This was the first major national meeting of CHE-LDDI. This meeting welcomed over 80 researchers, health care professionals, government agency representatives, philanthropists, learning and developmental disabilities advocates, and environmental health and justice leaders. The overarching goals of the meeting:
- Enhance understanding among learning and developmental disability (LDD) groups and key environmental health organizations about research linking certain environmental pollutants to learning and developmental disabilities (LDDs)
- Encourage further support for scientific research on these linkages
- Highlight existing initiatives of LDD groups that are already educating their constituencies about how to be more effective in protecting children and future generations from exposures to neurotoxicants
- Foster greater collaboration between researchers, health care professionals, LDD groups, environmental health and justice advocacy organizations and others concerned with environmental contributors to neurological development
- Define specific educational and policy opportunities regarding environmental contributors to LDDs
- Engage a “critical mass” of those in the LDD sector and other interested organizations to help move these opportunities forward.
The meeting was sponsored by The John Merck Fund and the National Institute of Environmental Health Sciences.
CHE-LDDI National Meeting at the National Invitational Summit To Reduce the Unnecessary Occurrence of Mental Retardation Caused by Environmental Pollutants and Toxins
The Johnson Foundation Wingspread Conference Center, Racine, Wisconsin
LDDI worked with the American Association on Intellectual and Developmental Disabilities (formerly the American Association on Mental Retardation) to organize a national meeting of learning and developmental disabilities (DD) groups and environmental health organizations at the Wingspread Conference Center to draft a national blueprint for working to eliminate environmental toxicants that may contribute to DDs.
CHE-LDDI National Planning Meeting
March 21, 2003
This second strategic planning meeting of CHE-LDDi stakeholders also included presentations on the science of neurotoxicants and brain development and an overview of the upcoming conference at the Wingspread Conference Center in July 2003, entitled Collaborating for Action: A National Invitational Summit to Reduce the Unnecessary Occurrence of Mental Retardation Caused by Environmental Pollutants and Toxins.
CHE-LDDI National Planning Meeting
May 23, 2002
This meeting welcomed the initial stakeholders in CHE-LDDI to discuss the initiative's goals and strategies. There were also presentations on toxic threats to child development and child development and neurological problems.
Initial meeting which led to the formation of CHE
March 21, 2002
San Francisco and Bolinas, California
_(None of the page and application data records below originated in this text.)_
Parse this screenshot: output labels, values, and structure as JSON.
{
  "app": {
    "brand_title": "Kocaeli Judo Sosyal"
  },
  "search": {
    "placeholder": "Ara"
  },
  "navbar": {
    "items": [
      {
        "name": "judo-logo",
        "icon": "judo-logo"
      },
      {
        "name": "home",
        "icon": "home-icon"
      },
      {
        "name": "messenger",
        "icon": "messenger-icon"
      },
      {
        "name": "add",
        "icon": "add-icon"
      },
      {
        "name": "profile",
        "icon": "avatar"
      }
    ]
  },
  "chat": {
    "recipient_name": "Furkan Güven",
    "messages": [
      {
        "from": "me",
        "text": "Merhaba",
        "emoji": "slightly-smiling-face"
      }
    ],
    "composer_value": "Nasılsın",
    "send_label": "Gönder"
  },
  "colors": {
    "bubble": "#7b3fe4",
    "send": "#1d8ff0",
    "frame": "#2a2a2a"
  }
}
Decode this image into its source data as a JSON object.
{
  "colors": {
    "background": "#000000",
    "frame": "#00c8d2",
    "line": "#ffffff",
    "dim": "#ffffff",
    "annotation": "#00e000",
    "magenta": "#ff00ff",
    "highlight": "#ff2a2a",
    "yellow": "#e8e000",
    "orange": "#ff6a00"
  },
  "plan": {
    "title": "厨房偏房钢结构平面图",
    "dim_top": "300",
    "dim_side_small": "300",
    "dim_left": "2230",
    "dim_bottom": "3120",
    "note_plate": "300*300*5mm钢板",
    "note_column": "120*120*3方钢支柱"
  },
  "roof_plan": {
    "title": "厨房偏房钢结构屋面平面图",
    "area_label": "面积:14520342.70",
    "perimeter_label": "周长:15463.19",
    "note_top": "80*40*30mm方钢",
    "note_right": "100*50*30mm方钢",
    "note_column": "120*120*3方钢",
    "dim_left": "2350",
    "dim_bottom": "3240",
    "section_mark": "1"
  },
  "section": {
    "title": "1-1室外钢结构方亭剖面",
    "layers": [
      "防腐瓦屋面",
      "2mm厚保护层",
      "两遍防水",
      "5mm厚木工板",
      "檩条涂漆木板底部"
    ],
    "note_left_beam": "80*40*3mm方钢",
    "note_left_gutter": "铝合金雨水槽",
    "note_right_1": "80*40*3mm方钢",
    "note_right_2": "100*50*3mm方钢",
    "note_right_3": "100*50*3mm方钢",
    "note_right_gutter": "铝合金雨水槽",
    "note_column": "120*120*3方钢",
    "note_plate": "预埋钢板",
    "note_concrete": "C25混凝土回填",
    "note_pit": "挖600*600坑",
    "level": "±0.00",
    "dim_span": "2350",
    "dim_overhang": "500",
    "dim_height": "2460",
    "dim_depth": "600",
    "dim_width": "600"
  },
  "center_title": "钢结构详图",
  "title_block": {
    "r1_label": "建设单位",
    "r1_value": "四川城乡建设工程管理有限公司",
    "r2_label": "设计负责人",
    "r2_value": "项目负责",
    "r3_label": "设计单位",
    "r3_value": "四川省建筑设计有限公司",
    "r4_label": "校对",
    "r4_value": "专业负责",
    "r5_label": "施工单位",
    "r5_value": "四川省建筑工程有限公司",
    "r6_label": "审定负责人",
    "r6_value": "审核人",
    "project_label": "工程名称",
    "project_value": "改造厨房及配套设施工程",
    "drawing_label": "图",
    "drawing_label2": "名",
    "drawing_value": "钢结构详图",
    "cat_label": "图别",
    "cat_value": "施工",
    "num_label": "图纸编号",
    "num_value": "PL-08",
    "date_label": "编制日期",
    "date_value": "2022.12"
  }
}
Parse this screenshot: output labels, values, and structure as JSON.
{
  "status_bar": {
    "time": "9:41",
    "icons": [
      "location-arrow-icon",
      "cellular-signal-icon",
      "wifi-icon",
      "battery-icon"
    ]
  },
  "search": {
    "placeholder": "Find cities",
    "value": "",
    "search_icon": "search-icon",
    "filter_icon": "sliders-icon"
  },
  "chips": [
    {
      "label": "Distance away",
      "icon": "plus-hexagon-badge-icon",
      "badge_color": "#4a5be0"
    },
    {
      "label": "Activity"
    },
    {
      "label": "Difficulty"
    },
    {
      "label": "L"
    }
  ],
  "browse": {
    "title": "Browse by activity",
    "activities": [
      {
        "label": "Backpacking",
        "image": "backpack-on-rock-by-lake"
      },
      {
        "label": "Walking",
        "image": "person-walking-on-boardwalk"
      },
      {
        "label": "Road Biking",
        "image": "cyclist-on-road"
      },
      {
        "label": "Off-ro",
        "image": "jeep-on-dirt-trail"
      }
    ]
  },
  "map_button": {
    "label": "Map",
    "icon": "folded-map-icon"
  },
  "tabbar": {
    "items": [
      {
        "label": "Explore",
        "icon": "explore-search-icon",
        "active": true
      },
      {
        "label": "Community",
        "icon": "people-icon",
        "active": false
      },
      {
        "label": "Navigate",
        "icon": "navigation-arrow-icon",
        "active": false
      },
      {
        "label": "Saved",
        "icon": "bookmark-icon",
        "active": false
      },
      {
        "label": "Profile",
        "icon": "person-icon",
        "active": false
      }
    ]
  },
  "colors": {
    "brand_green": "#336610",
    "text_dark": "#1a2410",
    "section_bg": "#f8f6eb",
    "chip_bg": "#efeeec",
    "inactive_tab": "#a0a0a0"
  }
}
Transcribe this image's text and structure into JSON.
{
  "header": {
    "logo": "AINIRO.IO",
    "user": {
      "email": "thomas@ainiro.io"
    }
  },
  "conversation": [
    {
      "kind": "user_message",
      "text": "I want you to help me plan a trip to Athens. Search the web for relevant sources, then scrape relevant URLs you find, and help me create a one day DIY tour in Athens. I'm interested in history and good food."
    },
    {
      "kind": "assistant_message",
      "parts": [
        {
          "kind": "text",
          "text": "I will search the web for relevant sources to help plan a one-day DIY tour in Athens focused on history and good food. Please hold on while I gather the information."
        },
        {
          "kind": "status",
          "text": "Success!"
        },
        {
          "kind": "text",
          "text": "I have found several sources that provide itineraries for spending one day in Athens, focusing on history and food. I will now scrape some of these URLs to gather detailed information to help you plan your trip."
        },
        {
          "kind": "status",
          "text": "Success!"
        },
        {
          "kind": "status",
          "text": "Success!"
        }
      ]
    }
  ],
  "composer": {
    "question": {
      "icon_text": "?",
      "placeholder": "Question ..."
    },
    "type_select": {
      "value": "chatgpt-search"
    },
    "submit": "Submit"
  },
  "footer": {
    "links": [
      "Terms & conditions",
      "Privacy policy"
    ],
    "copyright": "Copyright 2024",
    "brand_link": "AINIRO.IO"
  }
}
The Collaborative on Health and the Environment was initiated at a meeting of the San Francisco Medical Society, and co-sponsored with Commonweal, a health and environmental research institute in Bolinas, California. A two-day conference in Bolinas followed the San Francisco meeting, where a smaller group of committed individuals came together to determine the overall structure of the network.
Read more about CHE's history.